### Web page and app entries
-=-=-=-=-
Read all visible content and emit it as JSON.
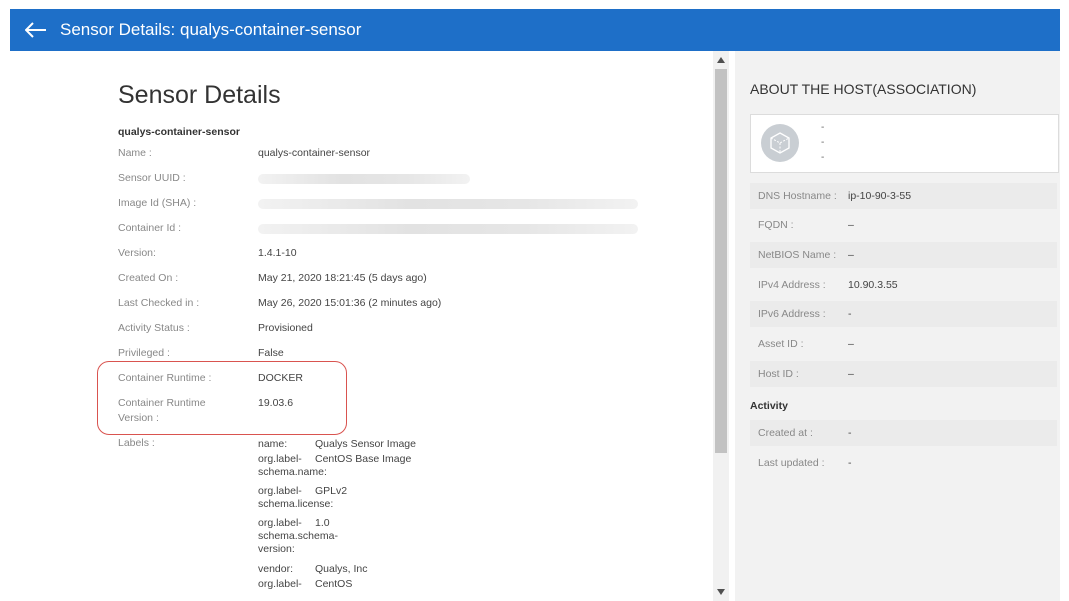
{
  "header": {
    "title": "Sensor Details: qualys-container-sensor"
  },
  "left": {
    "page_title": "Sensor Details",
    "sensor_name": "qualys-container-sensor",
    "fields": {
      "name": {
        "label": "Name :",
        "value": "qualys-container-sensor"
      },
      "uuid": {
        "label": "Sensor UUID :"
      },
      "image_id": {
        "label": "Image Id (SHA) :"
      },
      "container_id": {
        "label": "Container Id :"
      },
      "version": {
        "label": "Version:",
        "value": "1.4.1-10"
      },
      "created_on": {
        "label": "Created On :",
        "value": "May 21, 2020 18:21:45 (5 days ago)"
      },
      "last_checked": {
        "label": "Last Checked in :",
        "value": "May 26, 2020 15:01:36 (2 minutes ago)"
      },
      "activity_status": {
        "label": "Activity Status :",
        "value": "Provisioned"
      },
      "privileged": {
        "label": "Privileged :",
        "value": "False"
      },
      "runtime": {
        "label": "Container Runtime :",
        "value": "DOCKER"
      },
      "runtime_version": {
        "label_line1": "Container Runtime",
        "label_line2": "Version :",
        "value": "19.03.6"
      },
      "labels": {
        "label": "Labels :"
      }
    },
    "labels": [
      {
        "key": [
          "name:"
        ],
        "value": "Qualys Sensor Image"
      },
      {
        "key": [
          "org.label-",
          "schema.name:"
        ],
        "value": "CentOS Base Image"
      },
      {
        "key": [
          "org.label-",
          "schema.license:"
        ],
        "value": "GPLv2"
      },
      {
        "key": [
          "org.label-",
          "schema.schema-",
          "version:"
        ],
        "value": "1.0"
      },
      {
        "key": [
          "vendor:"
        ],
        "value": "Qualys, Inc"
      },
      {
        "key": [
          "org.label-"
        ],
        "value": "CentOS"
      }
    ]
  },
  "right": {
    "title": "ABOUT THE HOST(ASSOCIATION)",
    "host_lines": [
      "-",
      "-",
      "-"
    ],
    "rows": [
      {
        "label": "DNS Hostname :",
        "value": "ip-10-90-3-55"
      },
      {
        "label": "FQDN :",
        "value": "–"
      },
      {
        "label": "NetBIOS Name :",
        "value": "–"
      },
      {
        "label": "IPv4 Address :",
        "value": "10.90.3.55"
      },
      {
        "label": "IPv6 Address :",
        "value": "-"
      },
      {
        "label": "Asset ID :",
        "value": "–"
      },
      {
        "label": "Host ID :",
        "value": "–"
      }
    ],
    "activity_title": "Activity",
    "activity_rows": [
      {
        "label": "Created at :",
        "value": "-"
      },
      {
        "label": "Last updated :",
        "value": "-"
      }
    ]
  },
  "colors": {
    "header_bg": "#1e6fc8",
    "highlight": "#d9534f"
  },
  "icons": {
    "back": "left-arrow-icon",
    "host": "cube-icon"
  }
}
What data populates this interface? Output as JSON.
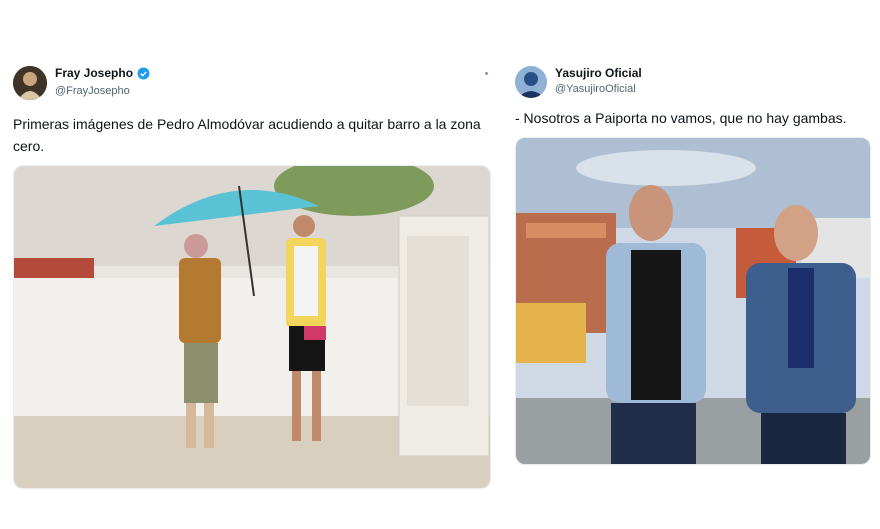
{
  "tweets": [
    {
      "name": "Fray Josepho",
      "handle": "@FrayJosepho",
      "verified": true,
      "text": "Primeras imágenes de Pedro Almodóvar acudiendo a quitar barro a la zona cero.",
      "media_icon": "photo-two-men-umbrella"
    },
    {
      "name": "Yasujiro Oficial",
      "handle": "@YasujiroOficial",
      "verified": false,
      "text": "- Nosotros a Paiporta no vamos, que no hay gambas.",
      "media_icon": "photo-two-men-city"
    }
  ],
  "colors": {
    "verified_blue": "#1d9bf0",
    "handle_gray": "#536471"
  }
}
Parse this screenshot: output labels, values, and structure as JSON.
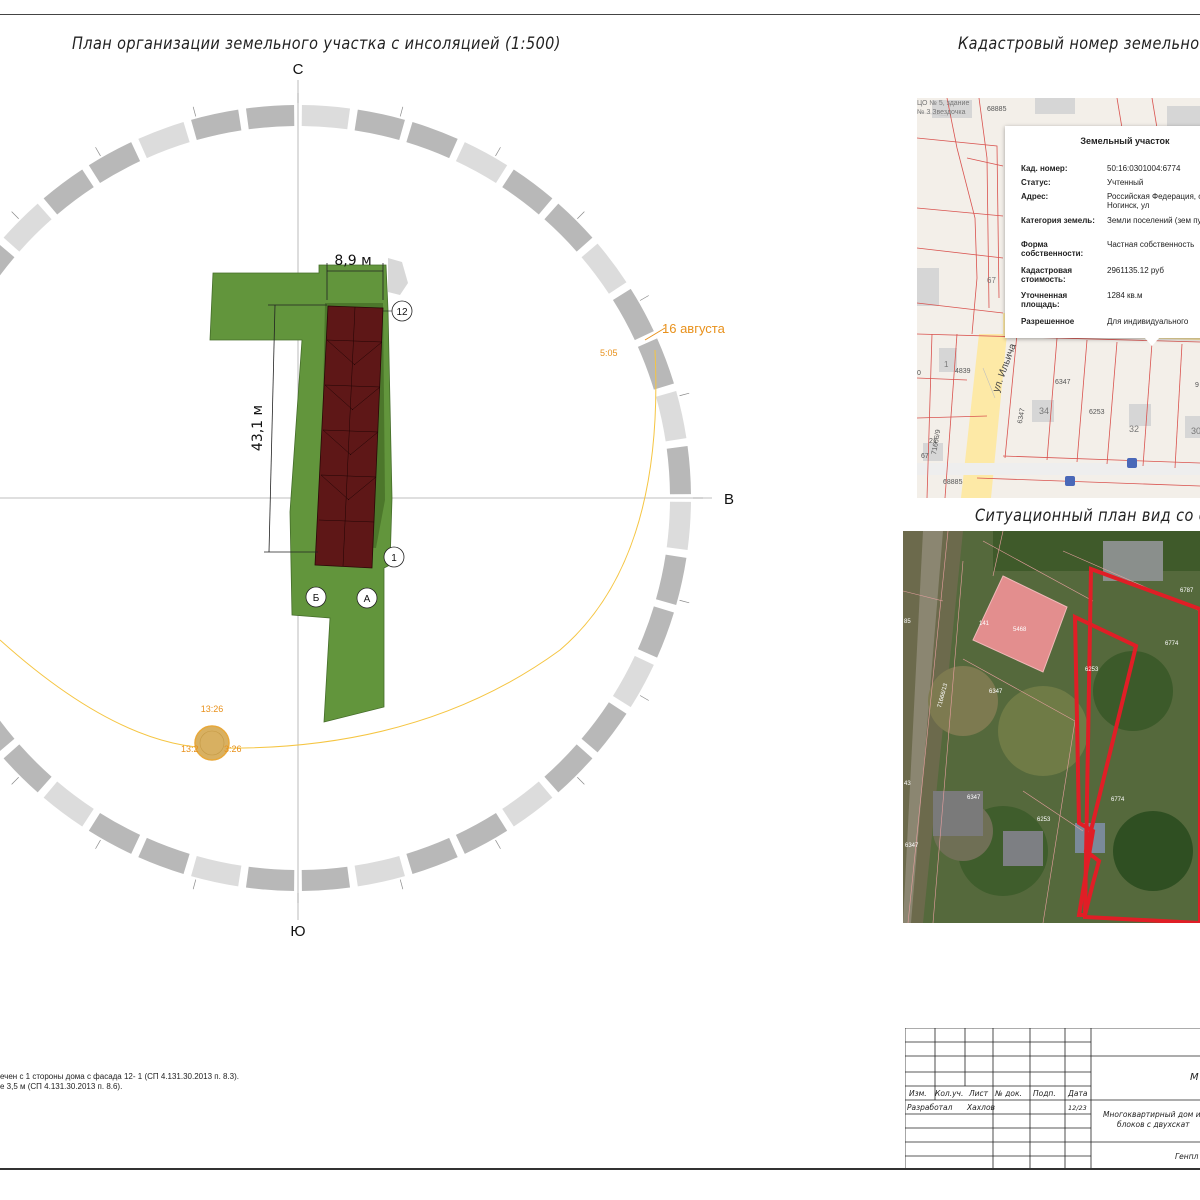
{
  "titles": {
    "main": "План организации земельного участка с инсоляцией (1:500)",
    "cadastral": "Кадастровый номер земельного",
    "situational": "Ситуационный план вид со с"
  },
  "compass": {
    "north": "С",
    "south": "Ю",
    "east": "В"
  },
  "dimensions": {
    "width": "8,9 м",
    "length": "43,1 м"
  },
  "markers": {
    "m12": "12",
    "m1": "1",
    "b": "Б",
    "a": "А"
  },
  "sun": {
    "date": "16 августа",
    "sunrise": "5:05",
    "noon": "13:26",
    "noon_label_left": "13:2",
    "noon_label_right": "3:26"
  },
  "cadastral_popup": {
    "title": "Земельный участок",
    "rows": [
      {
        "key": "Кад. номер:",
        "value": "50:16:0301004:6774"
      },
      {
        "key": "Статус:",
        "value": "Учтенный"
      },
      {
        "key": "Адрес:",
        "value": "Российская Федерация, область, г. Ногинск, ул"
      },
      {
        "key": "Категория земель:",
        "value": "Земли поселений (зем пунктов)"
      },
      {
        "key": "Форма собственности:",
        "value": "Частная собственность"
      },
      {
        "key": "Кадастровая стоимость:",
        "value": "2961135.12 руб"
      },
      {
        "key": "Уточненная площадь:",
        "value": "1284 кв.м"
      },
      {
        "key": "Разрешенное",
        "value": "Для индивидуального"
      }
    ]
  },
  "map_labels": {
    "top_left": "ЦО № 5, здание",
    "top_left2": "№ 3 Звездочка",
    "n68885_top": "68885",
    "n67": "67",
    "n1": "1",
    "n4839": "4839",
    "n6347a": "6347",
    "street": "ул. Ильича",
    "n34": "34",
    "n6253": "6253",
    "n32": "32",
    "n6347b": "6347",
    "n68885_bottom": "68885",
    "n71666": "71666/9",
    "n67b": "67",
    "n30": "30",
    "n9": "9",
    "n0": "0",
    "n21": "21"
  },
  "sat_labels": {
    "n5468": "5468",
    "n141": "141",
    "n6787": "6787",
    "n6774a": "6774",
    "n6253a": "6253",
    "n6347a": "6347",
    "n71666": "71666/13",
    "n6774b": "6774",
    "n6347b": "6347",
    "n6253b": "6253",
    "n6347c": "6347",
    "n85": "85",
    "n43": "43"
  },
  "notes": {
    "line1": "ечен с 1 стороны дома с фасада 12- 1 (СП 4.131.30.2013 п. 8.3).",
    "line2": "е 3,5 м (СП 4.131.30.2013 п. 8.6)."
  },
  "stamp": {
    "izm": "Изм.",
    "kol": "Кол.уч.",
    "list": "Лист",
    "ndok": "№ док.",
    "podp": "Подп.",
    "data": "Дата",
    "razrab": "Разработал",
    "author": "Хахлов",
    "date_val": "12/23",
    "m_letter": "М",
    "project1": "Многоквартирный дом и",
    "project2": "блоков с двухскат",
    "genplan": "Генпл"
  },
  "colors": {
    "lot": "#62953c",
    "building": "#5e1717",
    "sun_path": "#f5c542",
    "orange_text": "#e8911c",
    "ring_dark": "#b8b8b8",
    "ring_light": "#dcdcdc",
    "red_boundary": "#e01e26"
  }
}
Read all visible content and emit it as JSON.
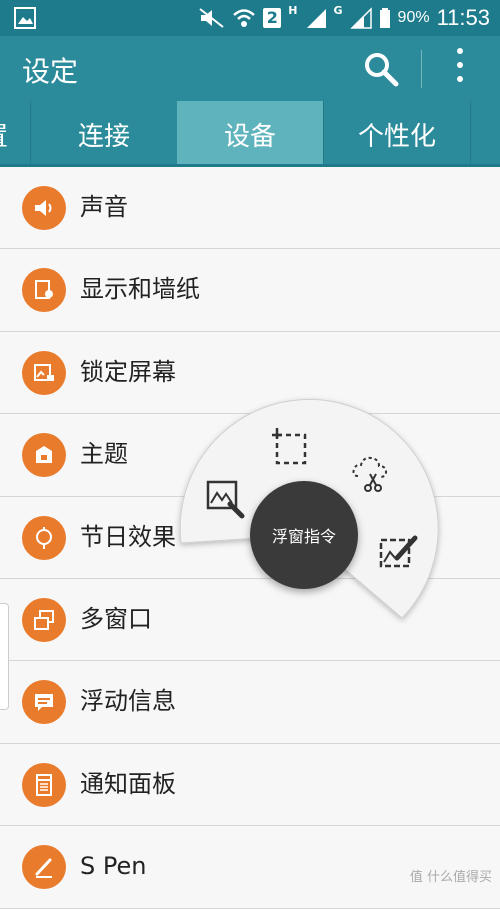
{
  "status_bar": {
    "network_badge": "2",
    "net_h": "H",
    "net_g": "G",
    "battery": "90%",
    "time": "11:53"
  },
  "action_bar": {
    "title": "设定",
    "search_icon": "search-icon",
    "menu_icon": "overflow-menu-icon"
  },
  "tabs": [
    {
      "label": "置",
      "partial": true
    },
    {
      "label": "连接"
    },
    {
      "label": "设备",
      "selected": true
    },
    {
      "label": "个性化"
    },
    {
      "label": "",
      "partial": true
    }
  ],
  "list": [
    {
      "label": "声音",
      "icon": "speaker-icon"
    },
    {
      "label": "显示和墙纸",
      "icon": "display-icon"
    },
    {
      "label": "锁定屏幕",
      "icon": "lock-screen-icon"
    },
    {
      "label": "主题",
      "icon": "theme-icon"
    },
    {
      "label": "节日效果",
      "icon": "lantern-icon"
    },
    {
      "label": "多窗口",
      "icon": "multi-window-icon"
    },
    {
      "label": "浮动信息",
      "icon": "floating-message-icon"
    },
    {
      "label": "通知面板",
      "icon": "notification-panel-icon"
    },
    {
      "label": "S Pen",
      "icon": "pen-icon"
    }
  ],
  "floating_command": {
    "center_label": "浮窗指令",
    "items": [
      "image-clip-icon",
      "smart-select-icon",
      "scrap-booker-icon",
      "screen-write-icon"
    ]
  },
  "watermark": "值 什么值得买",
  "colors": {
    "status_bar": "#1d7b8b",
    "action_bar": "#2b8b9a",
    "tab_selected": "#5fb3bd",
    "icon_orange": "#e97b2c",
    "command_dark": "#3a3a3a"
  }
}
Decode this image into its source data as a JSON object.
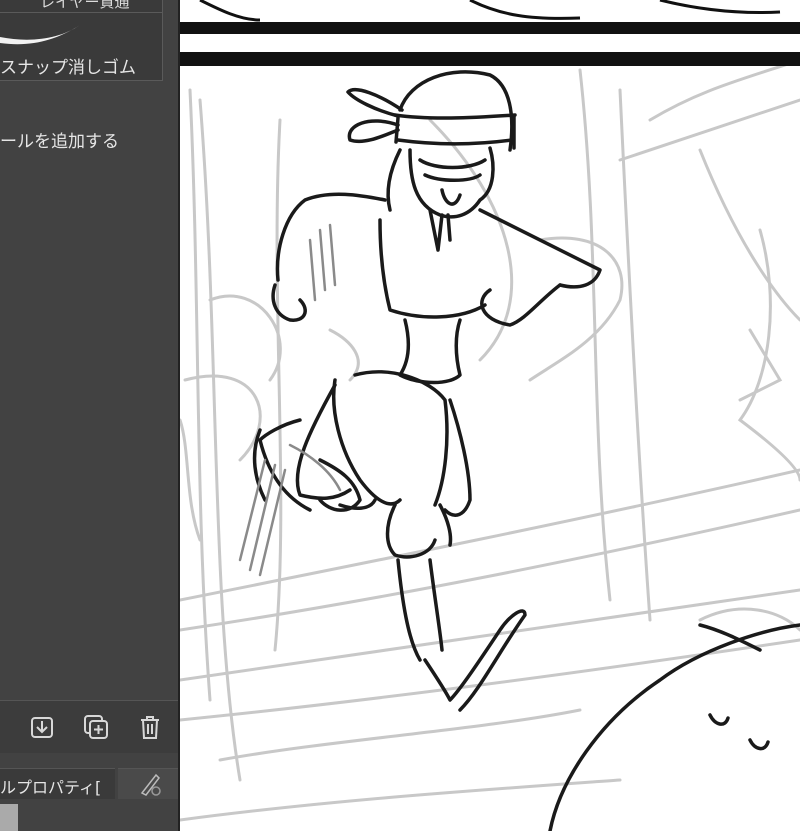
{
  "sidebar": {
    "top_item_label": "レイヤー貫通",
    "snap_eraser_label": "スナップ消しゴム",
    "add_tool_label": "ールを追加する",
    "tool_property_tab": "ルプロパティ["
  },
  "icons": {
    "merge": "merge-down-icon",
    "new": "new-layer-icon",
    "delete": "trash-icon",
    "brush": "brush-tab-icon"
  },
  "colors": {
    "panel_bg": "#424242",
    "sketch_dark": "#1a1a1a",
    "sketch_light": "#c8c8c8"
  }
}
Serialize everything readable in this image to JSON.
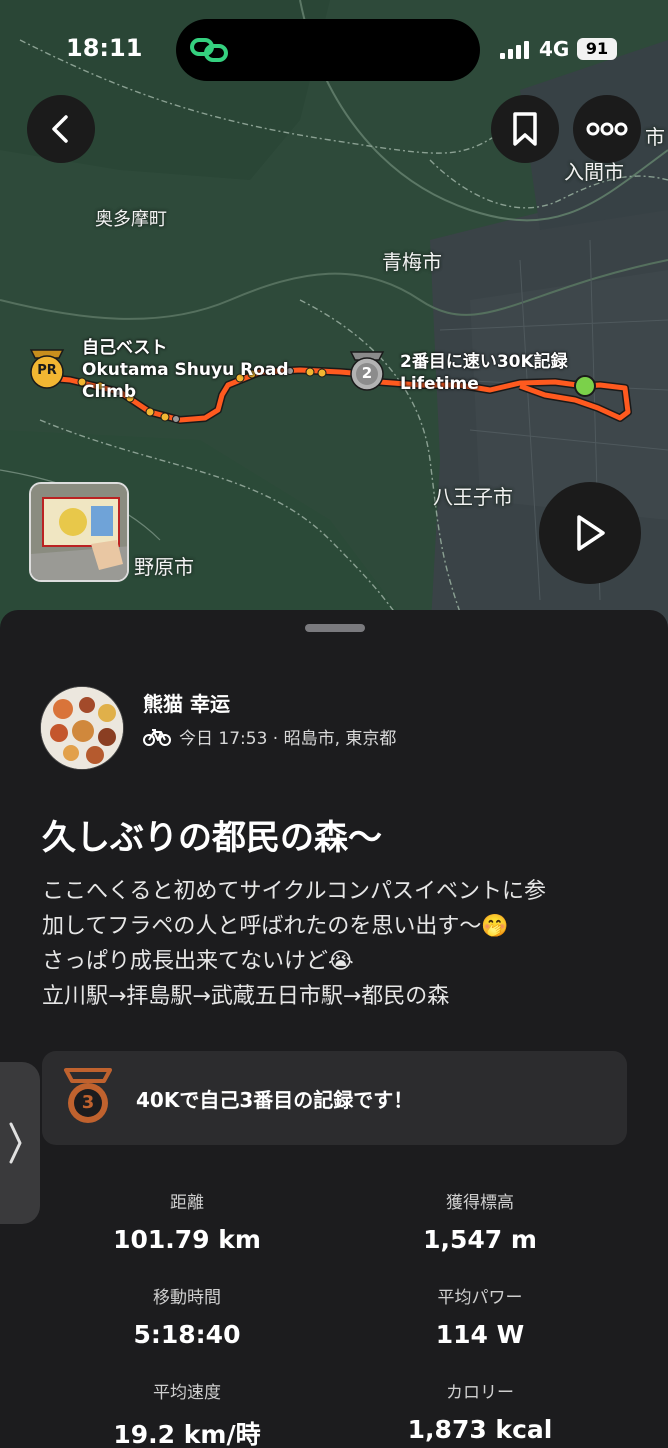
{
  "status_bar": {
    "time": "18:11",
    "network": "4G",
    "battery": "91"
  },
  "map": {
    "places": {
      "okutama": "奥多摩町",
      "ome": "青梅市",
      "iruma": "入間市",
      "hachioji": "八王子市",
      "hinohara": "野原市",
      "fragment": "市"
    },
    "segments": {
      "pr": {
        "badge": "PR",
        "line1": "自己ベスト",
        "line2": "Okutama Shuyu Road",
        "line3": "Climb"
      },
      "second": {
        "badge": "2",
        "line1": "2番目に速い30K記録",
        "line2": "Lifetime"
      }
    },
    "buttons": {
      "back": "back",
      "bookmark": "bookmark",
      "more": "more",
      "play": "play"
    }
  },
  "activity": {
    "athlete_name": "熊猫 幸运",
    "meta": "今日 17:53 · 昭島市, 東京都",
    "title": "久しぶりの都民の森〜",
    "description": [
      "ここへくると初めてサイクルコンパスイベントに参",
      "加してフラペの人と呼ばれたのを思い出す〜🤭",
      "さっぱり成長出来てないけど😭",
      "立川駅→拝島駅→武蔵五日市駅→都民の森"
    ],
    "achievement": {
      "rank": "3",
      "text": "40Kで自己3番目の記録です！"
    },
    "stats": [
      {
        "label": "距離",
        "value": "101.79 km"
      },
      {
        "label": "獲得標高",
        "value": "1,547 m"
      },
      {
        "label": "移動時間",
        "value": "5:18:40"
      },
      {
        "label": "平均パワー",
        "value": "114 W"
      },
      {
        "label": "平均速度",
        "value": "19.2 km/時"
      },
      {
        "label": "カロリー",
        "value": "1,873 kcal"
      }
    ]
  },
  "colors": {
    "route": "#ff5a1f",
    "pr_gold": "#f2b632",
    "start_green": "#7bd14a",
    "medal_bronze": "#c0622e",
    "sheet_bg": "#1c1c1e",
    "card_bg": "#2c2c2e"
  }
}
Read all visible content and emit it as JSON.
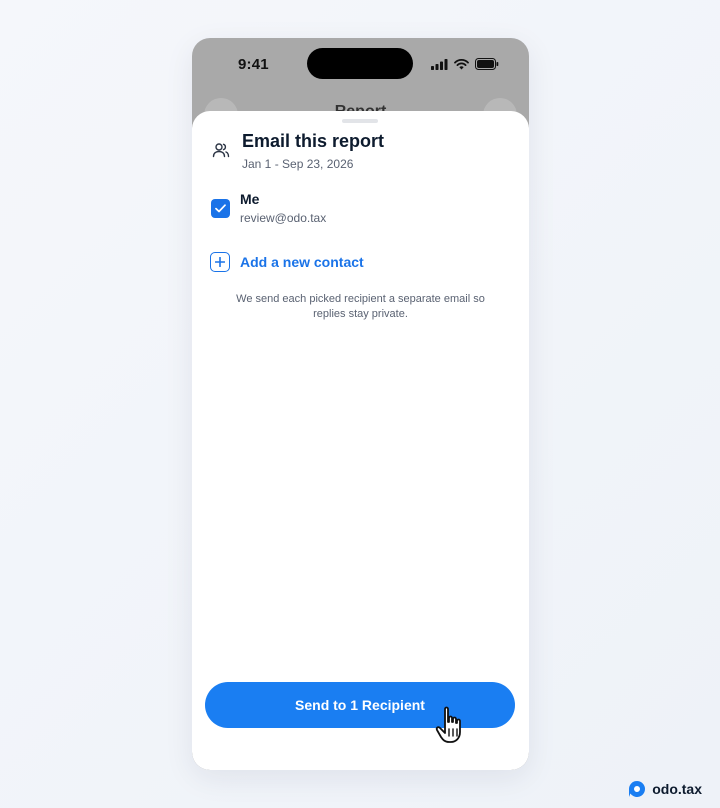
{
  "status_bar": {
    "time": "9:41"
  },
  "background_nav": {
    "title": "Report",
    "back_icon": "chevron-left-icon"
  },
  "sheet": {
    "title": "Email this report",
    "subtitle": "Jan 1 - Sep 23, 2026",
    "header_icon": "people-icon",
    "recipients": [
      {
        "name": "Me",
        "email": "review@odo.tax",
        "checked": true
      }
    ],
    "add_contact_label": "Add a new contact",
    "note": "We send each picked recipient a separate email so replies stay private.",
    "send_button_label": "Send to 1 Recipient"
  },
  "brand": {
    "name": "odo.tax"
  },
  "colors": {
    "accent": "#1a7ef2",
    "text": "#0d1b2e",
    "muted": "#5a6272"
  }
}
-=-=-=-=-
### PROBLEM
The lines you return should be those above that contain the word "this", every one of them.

### EXERCISE SOLUTION
What data populates this interface? Output as JSON.
Parse this screenshot: output labels, values, and structure as JSON.
Decode this image into its source data as a JSON object.
Serialize everything readable in this image to JSON.
    "title": "Email this report",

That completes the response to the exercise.